**Records supplied**:
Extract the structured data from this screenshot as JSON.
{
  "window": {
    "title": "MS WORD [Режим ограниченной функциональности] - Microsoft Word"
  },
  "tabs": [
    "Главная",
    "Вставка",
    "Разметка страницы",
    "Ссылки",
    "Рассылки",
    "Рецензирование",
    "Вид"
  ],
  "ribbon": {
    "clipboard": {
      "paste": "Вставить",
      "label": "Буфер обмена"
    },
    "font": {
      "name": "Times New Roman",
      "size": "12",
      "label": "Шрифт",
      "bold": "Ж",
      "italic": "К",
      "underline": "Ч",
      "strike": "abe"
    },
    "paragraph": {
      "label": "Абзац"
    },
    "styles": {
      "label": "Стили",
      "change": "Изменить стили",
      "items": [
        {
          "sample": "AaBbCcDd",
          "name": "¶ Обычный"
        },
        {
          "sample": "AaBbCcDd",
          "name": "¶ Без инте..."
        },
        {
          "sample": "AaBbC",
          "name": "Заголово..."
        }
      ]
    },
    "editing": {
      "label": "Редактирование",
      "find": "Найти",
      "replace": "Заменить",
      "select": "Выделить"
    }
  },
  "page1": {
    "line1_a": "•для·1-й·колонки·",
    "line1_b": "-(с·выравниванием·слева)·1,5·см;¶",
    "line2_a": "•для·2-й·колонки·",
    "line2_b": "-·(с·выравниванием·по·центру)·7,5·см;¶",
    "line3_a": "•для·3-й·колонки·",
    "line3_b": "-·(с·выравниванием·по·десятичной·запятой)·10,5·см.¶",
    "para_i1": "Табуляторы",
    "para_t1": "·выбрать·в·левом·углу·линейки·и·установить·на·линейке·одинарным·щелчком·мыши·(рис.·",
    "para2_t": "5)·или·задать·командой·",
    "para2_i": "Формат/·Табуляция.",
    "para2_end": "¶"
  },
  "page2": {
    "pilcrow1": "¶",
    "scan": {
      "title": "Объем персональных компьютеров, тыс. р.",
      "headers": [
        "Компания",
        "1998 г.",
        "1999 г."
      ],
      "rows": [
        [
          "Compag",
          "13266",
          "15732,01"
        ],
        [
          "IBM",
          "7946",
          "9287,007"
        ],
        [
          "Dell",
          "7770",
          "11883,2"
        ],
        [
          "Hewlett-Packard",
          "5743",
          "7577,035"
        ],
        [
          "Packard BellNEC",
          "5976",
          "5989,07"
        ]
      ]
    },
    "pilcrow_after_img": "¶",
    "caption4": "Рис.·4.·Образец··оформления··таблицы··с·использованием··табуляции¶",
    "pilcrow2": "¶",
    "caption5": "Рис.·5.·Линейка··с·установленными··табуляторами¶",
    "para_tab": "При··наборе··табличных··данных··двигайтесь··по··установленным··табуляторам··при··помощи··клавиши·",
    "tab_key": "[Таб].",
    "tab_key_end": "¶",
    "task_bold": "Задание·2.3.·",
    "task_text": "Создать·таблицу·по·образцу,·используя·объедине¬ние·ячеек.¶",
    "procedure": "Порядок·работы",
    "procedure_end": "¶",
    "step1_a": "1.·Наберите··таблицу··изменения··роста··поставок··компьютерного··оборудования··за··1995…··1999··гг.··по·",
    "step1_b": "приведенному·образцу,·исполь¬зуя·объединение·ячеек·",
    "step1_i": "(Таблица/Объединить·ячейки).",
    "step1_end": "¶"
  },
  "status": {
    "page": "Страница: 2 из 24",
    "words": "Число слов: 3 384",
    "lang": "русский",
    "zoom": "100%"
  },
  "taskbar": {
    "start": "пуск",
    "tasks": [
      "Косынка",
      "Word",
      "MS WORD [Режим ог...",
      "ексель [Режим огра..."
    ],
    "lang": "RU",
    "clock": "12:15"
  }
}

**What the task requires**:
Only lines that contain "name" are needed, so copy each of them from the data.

**Exercise solution**:
      "name": "Times New Roman",
          "name": "¶ Обычный"
          "name": "¶ Без инте..."
          "name": "Заголово..."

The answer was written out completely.